### WHAT IS BEING ASKED
Please give back each line of the material unchanged, but without the images.

### RECORDS SUPPLIED

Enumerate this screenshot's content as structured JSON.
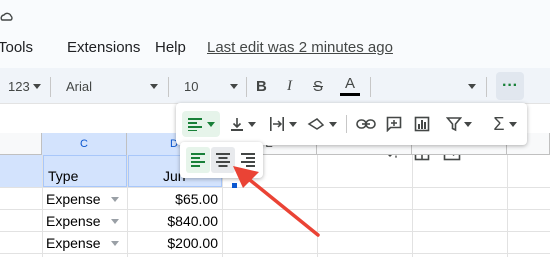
{
  "menu": {
    "items": [
      "Tools",
      "Extensions",
      "Help"
    ],
    "last_edit": "Last edit was 2 minutes ago"
  },
  "toolbar": {
    "number_format": "123",
    "font": "Arial",
    "font_size": "10"
  },
  "columns": {
    "c": "C",
    "d": "D",
    "e": "E"
  },
  "sheet": {
    "header": {
      "type": "Type",
      "month": "Jun"
    },
    "rows": [
      {
        "type": "Expense",
        "amount": "$65.00"
      },
      {
        "type": "Expense",
        "amount": "$840.00"
      },
      {
        "type": "Expense",
        "amount": "$200.00"
      }
    ]
  },
  "colors": {
    "accent": "#0b57d0",
    "selection": "#d3e3fd",
    "active_green": "#188038",
    "arrow": "#ea4335"
  }
}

### OUTPUT OF THE EXERCISE
Enumerate this screenshot's content as structured JSON.
{
  "menu": {
    "items": [
      "Tools",
      "Extensions",
      "Help"
    ],
    "last_edit": "Last edit was 2 minutes ago"
  },
  "toolbar": {
    "number_format": "123",
    "font": "Arial",
    "font_size": "10"
  },
  "columns": {
    "c": "C",
    "d": "D",
    "e": "E"
  },
  "sheet": {
    "header": {
      "type": "Type",
      "month": "Jun"
    },
    "rows": [
      {
        "type": "Expense",
        "amount": "$65.00"
      },
      {
        "type": "Expense",
        "amount": "$840.00"
      },
      {
        "type": "Expense",
        "amount": "$200.00"
      }
    ]
  },
  "colors": {
    "accent": "#0b57d0",
    "selection": "#d3e3fd",
    "active_green": "#188038",
    "arrow": "#ea4335"
  }
}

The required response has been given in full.